### What needs to be done
Go over the entries below line by line, copying each one that contains the word "structured".

*** Recorded data ***

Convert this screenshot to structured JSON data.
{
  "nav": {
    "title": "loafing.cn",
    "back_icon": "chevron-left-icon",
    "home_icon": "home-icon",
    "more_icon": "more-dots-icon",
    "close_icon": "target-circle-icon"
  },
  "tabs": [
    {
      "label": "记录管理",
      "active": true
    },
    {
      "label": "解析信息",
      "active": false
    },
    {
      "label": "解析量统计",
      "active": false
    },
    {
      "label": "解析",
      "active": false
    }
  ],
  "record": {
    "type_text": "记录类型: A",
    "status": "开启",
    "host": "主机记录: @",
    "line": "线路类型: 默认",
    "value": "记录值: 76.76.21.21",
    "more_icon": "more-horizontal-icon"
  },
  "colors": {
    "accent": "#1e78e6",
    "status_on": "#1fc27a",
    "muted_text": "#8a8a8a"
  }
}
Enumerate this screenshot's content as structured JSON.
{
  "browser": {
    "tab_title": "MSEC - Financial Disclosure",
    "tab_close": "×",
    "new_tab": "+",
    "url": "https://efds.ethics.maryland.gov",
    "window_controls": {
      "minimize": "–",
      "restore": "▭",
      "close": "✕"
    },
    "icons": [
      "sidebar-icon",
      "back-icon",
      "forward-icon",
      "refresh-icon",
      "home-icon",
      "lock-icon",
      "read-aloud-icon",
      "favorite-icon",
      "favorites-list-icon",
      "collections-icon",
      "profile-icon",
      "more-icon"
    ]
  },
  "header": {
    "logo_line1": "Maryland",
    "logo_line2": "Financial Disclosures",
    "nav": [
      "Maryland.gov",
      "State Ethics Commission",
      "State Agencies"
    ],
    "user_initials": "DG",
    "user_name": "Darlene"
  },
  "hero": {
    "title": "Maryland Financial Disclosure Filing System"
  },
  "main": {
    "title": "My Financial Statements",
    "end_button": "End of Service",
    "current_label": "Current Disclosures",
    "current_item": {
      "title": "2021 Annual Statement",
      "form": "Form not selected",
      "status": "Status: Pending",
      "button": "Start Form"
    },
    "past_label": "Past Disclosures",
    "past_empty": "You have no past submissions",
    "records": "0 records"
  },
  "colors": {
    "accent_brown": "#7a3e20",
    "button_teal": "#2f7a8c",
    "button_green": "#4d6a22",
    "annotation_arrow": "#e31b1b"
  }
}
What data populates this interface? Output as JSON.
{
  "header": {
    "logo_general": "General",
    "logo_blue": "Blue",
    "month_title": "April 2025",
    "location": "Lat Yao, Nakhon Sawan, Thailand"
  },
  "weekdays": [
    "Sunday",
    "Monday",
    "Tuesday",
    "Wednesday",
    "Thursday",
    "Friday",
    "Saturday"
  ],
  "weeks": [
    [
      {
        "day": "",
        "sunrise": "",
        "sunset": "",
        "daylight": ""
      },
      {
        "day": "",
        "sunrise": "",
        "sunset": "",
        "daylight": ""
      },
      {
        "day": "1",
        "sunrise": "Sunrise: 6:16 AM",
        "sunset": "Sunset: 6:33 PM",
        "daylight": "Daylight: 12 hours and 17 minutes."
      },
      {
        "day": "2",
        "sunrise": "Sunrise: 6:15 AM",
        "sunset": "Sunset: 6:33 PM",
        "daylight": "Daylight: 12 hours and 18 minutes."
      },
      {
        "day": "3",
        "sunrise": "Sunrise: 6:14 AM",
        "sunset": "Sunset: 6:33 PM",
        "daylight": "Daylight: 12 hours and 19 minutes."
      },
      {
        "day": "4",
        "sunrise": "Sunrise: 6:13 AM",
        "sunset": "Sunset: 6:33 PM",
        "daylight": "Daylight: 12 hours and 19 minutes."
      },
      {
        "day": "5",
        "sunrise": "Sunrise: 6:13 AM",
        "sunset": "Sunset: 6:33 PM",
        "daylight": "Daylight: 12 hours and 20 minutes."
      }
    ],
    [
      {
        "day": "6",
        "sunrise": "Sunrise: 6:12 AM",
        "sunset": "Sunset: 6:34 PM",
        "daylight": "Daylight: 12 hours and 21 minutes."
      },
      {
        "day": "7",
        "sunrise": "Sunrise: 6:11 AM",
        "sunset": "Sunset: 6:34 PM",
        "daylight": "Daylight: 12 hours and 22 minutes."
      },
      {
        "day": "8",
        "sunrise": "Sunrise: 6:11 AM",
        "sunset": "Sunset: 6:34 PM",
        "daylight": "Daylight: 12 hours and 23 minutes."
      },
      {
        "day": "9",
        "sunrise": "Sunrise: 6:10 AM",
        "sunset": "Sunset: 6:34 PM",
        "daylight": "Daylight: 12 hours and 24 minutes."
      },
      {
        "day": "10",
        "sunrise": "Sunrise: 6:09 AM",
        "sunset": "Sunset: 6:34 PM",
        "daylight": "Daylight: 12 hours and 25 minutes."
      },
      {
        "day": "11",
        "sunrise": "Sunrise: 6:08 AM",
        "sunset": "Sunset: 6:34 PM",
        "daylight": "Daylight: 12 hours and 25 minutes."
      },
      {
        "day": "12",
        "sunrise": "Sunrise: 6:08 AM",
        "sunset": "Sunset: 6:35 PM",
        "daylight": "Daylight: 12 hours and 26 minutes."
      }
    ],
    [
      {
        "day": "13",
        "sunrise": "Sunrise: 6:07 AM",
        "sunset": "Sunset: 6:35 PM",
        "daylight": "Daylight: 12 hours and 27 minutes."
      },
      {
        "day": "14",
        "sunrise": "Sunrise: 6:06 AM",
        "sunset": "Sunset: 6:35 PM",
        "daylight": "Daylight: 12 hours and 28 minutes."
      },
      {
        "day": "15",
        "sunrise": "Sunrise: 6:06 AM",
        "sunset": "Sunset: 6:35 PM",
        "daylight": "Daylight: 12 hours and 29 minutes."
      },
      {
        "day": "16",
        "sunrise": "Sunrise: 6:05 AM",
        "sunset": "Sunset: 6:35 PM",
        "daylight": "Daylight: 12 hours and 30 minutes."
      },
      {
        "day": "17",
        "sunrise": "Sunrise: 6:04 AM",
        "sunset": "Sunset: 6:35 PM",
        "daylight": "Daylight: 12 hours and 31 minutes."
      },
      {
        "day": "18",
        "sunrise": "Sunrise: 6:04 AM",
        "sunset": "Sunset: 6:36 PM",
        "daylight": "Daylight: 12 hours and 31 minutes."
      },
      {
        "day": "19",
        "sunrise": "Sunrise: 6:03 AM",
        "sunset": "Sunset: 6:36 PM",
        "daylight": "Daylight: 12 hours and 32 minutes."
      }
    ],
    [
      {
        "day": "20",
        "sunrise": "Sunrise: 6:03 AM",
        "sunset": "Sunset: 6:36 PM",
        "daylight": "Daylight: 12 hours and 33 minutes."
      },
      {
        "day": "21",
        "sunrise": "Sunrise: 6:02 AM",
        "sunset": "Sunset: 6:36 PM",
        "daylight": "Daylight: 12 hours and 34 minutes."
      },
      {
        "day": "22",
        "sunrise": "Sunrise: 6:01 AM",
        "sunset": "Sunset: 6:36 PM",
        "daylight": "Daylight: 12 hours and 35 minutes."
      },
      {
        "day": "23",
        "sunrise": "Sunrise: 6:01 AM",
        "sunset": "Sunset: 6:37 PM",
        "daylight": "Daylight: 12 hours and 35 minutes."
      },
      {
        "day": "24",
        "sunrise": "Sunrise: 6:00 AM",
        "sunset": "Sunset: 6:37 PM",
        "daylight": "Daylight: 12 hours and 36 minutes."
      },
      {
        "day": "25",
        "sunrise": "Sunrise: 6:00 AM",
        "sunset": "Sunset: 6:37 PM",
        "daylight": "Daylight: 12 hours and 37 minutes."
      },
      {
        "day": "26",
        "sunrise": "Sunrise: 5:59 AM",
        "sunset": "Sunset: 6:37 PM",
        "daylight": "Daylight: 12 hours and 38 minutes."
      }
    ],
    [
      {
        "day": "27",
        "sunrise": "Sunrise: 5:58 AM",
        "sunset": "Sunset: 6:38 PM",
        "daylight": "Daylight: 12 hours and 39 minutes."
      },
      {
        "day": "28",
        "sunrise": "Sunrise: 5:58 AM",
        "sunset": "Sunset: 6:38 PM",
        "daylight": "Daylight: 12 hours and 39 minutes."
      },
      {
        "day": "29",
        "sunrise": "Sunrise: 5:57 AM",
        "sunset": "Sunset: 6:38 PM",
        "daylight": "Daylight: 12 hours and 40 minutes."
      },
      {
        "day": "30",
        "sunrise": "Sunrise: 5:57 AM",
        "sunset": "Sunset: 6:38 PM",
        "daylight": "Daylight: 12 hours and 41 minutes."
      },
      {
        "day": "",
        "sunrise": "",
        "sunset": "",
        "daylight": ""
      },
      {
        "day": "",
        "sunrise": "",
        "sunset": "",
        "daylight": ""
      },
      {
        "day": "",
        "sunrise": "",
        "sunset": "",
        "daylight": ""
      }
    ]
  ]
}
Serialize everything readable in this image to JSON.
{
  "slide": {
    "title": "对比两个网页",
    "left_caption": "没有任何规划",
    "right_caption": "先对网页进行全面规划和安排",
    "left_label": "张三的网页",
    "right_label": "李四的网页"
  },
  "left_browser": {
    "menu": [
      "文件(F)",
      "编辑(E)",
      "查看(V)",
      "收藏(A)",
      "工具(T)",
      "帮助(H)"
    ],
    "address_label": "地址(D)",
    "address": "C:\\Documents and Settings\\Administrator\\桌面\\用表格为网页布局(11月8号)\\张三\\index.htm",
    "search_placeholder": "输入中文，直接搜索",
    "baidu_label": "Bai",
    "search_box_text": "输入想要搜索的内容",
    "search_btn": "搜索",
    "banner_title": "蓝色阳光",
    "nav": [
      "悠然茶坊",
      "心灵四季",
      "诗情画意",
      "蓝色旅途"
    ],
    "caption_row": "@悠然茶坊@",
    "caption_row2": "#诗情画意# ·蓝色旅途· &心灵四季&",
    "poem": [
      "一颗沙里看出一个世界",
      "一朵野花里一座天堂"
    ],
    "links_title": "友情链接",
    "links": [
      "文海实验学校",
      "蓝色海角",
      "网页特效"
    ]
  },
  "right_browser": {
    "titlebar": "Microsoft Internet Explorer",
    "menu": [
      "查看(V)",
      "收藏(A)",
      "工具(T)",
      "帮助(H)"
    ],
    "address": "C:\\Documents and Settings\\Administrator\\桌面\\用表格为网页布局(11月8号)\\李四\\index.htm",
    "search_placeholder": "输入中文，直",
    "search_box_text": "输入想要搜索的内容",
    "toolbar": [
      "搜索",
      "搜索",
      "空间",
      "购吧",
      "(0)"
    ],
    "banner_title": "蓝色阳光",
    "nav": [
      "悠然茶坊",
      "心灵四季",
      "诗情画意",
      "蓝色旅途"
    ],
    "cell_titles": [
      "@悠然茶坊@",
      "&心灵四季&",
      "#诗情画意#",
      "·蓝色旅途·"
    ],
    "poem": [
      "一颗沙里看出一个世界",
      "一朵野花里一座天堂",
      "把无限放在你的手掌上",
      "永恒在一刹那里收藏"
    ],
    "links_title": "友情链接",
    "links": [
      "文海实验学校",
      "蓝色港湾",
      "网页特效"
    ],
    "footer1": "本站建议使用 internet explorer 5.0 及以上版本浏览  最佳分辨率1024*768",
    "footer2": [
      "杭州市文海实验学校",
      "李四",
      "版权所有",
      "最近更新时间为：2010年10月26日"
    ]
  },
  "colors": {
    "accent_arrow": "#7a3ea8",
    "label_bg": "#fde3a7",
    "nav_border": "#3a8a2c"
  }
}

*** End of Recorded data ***

### Solution for this exercise
Convert this screenshot to structured JSON data.
Enumerate this screenshot's content as structured JSON.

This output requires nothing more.